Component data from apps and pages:
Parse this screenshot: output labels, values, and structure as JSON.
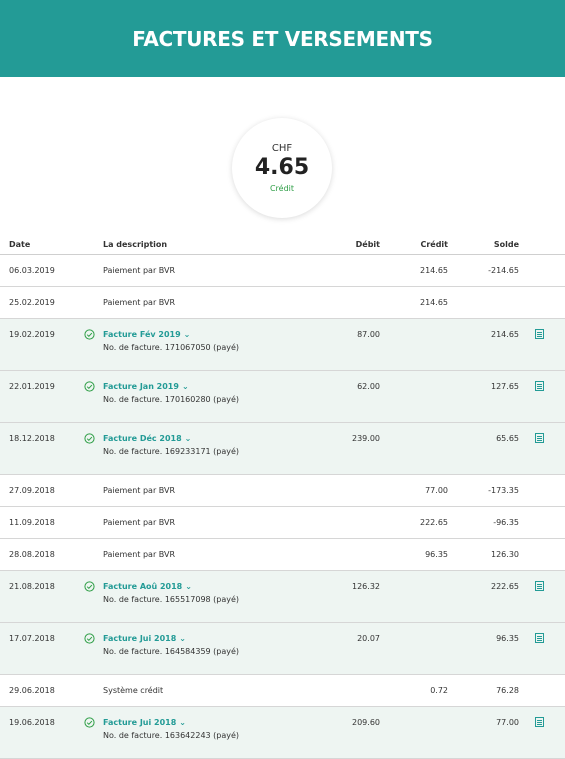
{
  "header": {
    "title": "FACTURES ET VERSEMENTS"
  },
  "balance": {
    "currency": "CHF",
    "amount": "4.65",
    "label": "Crédit"
  },
  "table": {
    "columns": {
      "date": "Date",
      "description": "La description",
      "debit": "Débit",
      "credit": "Crédit",
      "solde": "Solde"
    },
    "rows": [
      {
        "type": "simple",
        "date": "06.03.2019",
        "description": "Paiement par BVR",
        "debit": "",
        "credit": "214.65",
        "solde": "-214.65"
      },
      {
        "type": "simple",
        "date": "25.02.2019",
        "description": "Paiement par BVR",
        "debit": "",
        "credit": "214.65",
        "solde": ""
      },
      {
        "type": "invoice",
        "date": "19.02.2019",
        "title": "Facture Fév 2019",
        "number": "No. de facture. 171067050 (payé)",
        "debit": "87.00",
        "credit": "",
        "solde": "214.65"
      },
      {
        "type": "invoice",
        "date": "22.01.2019",
        "title": "Facture Jan 2019",
        "number": "No. de facture. 170160280 (payé)",
        "debit": "62.00",
        "credit": "",
        "solde": "127.65"
      },
      {
        "type": "invoice",
        "date": "18.12.2018",
        "title": "Facture Déc 2018",
        "number": "No. de facture. 169233171 (payé)",
        "debit": "239.00",
        "credit": "",
        "solde": "65.65"
      },
      {
        "type": "simple",
        "date": "27.09.2018",
        "description": "Paiement par BVR",
        "debit": "",
        "credit": "77.00",
        "solde": "-173.35"
      },
      {
        "type": "simple",
        "date": "11.09.2018",
        "description": "Paiement par BVR",
        "debit": "",
        "credit": "222.65",
        "solde": "-96.35"
      },
      {
        "type": "simple",
        "date": "28.08.2018",
        "description": "Paiement par BVR",
        "debit": "",
        "credit": "96.35",
        "solde": "126.30"
      },
      {
        "type": "invoice",
        "date": "21.08.2018",
        "title": "Facture Aoû 2018",
        "number": "No. de facture. 165517098 (payé)",
        "debit": "126.32",
        "credit": "",
        "solde": "222.65"
      },
      {
        "type": "invoice",
        "date": "17.07.2018",
        "title": "Facture Jui 2018",
        "number": "No. de facture. 164584359 (payé)",
        "debit": "20.07",
        "credit": "",
        "solde": "96.35"
      },
      {
        "type": "simple",
        "date": "29.06.2018",
        "description": "Système crédit",
        "debit": "",
        "credit": "0.72",
        "solde": "76.28"
      },
      {
        "type": "invoice",
        "date": "19.06.2018",
        "title": "Facture Jui 2018",
        "number": "No. de facture. 163642243 (payé)",
        "debit": "209.60",
        "credit": "",
        "solde": "77.00"
      }
    ]
  },
  "icons": {
    "paid": "check-circle-icon",
    "expand": "chevron-down-icon",
    "document": "document-icon"
  },
  "colors": {
    "accent": "#239b96",
    "credit": "#2e9e46",
    "invoice_row_bg": "#eef5f2"
  }
}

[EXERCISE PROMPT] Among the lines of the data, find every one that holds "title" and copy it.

[SOLUTION]
    "title": "FACTURES ET VERSEMENTS"
        "title": "Facture Fév 2019",
        "title": "Facture Jan 2019",
        "title": "Facture Déc 2018",
        "title": "Facture Aoû 2018",
        "title": "Facture Jui 2018",
        "title": "Facture Jui 2018",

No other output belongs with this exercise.